The provision of last year's Senate bill that increased the number of visas for immigrant victims of domestic violence, raising revenue and thereby giving House Speaker John Boehner the excuse to claim the Senate had to work with the House bill, has been taken out, with plans to include it in immigration reform legislation. So the Senate can move forward. But it can't pass a law on its own, and House Republican leadership doesn't exactly look eager to embrace a bipartisan bill:
House Speaker John Boehner (R-Ohio) and House Majority Leader Eric Cantor (R-Va.) have remained mum on how they plan to proceed. Spokespeople for both of their offices did not respond to a request for comment. But there have been rumblings that Rep. Cathy McMorris Rodgers (R-Wash.), who chairs the House Republican Conference, may take the lead on the issue. Tribal groups met privately with McMorris Rodgers last week and had nothing but praise for the congresswoman's openness to moving a broad bill.
We'll see. Because while it's good to hear that Native American groups like what they're hearing from McMorris Rodgers, after expanded protections for Native American women proved a key sticking point, the signals are pretty damn mixed if the men in charge aren't sullying themselves by publicly commenting on lady issues. And it's not like we've never seen the Republican Party trot out its few female tokens to try to sell the war on women as essentially feminist.
The Violence Against Women Act needs to be reauthorized, though.

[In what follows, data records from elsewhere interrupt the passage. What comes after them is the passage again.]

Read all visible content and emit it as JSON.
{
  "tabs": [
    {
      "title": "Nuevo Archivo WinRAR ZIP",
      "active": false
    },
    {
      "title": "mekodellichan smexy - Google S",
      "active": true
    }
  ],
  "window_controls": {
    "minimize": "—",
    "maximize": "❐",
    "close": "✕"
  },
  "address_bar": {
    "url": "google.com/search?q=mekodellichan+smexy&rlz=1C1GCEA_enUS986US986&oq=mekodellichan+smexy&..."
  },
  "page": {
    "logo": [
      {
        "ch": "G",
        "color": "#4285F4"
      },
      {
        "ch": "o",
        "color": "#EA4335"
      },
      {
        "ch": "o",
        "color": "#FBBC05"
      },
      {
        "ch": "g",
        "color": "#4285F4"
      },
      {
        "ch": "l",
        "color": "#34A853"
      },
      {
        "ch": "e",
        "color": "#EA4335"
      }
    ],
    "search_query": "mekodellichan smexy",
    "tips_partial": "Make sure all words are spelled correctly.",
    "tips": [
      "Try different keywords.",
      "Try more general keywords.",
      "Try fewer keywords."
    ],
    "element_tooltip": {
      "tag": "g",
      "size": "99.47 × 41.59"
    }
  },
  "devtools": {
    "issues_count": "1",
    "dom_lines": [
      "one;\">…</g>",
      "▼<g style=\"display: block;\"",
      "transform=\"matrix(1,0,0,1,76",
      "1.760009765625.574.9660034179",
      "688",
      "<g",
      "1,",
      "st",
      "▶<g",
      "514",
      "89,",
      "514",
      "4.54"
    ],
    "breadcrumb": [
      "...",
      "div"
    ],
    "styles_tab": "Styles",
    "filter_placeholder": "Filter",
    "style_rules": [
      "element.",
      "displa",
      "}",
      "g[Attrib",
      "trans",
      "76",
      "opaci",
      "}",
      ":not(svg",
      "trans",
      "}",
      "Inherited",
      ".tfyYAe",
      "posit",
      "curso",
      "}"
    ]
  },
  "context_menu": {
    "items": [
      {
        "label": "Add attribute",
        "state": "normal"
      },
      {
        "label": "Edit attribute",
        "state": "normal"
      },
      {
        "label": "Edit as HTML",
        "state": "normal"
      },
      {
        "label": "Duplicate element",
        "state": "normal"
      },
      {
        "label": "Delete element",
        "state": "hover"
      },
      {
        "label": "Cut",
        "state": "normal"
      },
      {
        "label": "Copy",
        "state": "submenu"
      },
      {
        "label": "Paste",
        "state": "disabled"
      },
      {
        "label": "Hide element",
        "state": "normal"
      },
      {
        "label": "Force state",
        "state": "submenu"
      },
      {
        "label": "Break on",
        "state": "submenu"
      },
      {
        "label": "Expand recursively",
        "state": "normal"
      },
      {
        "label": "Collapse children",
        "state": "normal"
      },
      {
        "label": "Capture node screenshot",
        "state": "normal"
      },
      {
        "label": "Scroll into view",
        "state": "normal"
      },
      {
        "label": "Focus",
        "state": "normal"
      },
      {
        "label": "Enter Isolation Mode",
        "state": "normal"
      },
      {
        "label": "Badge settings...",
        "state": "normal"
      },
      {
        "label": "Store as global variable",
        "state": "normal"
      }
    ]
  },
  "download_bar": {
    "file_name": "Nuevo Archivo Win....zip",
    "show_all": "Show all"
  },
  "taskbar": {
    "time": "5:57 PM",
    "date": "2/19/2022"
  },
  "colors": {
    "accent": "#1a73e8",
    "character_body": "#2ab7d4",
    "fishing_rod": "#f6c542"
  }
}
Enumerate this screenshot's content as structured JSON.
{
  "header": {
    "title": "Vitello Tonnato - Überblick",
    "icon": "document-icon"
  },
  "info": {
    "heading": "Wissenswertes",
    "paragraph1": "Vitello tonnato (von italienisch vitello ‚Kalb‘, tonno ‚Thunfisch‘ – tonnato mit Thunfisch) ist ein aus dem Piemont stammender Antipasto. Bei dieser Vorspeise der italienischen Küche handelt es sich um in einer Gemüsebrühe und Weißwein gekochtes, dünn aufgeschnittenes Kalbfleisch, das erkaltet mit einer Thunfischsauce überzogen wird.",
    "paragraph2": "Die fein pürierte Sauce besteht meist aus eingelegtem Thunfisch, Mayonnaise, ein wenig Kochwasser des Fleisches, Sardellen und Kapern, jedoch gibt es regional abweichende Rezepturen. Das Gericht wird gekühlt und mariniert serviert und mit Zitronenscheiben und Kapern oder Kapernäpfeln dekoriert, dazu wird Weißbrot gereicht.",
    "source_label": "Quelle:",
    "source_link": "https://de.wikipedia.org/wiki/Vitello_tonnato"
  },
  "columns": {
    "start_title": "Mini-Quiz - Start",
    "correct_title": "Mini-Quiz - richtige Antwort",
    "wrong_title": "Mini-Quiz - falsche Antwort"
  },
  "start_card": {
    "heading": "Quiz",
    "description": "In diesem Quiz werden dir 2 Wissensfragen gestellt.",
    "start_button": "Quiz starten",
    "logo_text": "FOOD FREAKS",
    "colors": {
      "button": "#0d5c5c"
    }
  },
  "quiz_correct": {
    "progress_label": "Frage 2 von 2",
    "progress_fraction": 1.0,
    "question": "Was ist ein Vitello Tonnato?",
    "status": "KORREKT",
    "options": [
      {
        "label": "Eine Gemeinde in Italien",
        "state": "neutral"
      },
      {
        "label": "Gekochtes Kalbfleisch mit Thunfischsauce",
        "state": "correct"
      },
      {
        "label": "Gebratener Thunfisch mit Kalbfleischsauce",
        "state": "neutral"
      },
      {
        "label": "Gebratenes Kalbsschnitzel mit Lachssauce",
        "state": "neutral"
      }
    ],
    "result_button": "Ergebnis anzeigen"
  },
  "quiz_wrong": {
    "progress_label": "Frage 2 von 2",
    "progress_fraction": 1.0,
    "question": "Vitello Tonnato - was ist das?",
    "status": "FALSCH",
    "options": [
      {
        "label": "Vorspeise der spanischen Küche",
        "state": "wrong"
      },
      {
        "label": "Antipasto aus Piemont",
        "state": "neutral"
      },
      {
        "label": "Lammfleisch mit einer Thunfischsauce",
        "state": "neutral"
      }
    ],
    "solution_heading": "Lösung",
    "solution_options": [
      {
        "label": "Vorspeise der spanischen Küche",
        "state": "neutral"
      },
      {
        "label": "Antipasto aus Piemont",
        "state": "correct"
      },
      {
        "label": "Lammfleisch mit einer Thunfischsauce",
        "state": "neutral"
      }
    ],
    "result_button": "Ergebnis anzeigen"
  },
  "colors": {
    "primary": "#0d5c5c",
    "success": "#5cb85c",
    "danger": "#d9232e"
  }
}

And once the Senate votes to do that, the pressure will all be on House Republicans to pass a bipartisan bill rather than once again going for a bill only a far-right Republican could love.